The Wee Hours Takes a Vacation—To Bahamian Dissipation

Is it self-awareness or self-loathing? (Peter Arkle)

The grand plan was to stay sober for the month of January, and it failed. It collapsed the moment we touched down in the Bahamas and felt the silky warmth outside the Nassau airport. The whole place was wet with the prospect of booze—its bars, its dewy palm trees, its bikini-wearing swimmers, its cerulean wading pools. The plane’s tires hit the tarmac, and from then on, rum was god.

In the boxy cab we removed our loafers, took off our socks, stuffed them in a spare pocket of a hand-me-down attaché case and shoved our heels back into the miniature leather gondolas. The engine growled down hardy roads, handling the this-way-that-way roundabouts with the finesse of an arcade pinball.

It was 13 degrees in New York and we had taken up our father’s offer of a trip to Paradise Island.


The Atlantis Casino Resort revealed itself all at once. The skyline resembled a monstrous coral reef that decided to gasp for air. Inside, were marble citadels festooned with mock-Roman buttresses. Beyond that, an array of maritime myth figures with tide-blown hair stuck to the ceilings. There were more aquariums than elevators, not to mention the hanging gardens, the thrones for photo ops, the fountains—a lost city reassembled, cobbled together from the garage sales of billionaires.

Inside the resort, everyone was drunk. The old men in shirts that flapped in the air conditioning, sneaky 17-year-olds with room keys connected to their fathers’ credit cards, day-tripping cruise ship skippers laid over in the Bahamas for the night, gamblers, dancers, swingers, bachelors—and us, drunk (despite our previous resolution).

It was the rum, that sugar cane spirit, the thing once responsible for the economies of these blissful islands.
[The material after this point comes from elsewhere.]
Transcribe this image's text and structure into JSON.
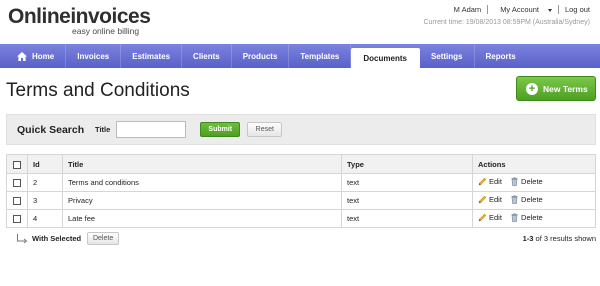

Maybe there’s a reason why we never drink rum in New York City.


“Señor Frog’s?” the taxi driver said. “Well, sure, but it’s for the teenybopper set. I usually work by the Hilton, right there, and they’re so nice when they’re sober. But then, ugh, later, well, they’re lifting each other up, drunk.”

It was our last night, and we were passing the boutique row in the main drag of the town—Coach, Cartier, United Colors of Benetton. We had been drinking most of the day.

“I have a friend who works there, at Señor Frog’s,” the cab driver said. “I tell him, man, what did you put in those children’s drinks!”

The cab stopped and by the deck of Senor Frog’s the receiving line of stumbling girls in tank tops grabbed at the wooden railings. The spring break aesthetic had been thawed out for winter. “I’m a Vageterian!” read one of the signs on the wall. We walked beside them to the bar, had frozen rum cocktails, and watched as the stragglers went after desperate pairings. The rum moved their feet and behind them cruise ships the size of Central Park began to inch out of the bay beside Paradise Island.

Stay here?” a girl said into her phone outside. Bahamian men barked, “Cab! Cab!” at us as they pulled up out of waterside alleys, curling lips of tide flouncing beyond the dock. She too swayed tipsily as the DJ dipped hints of keyboard—a new song—into his mix, and it evaporated into the opening melody of Rihanna’s “We Found Love.”

“I don’t even want to be here,” said the girl into the phone.

Upon returning to the Atlantis, we encountered a slurring man in Nantucket Reds and a checkered shirt who was flailing against three black guards trying to contain him.

“A little too much of grandma’s medicine,” our cabbie averred.

The Wee Hours Takes a Vacation—To Bahamian Dissipation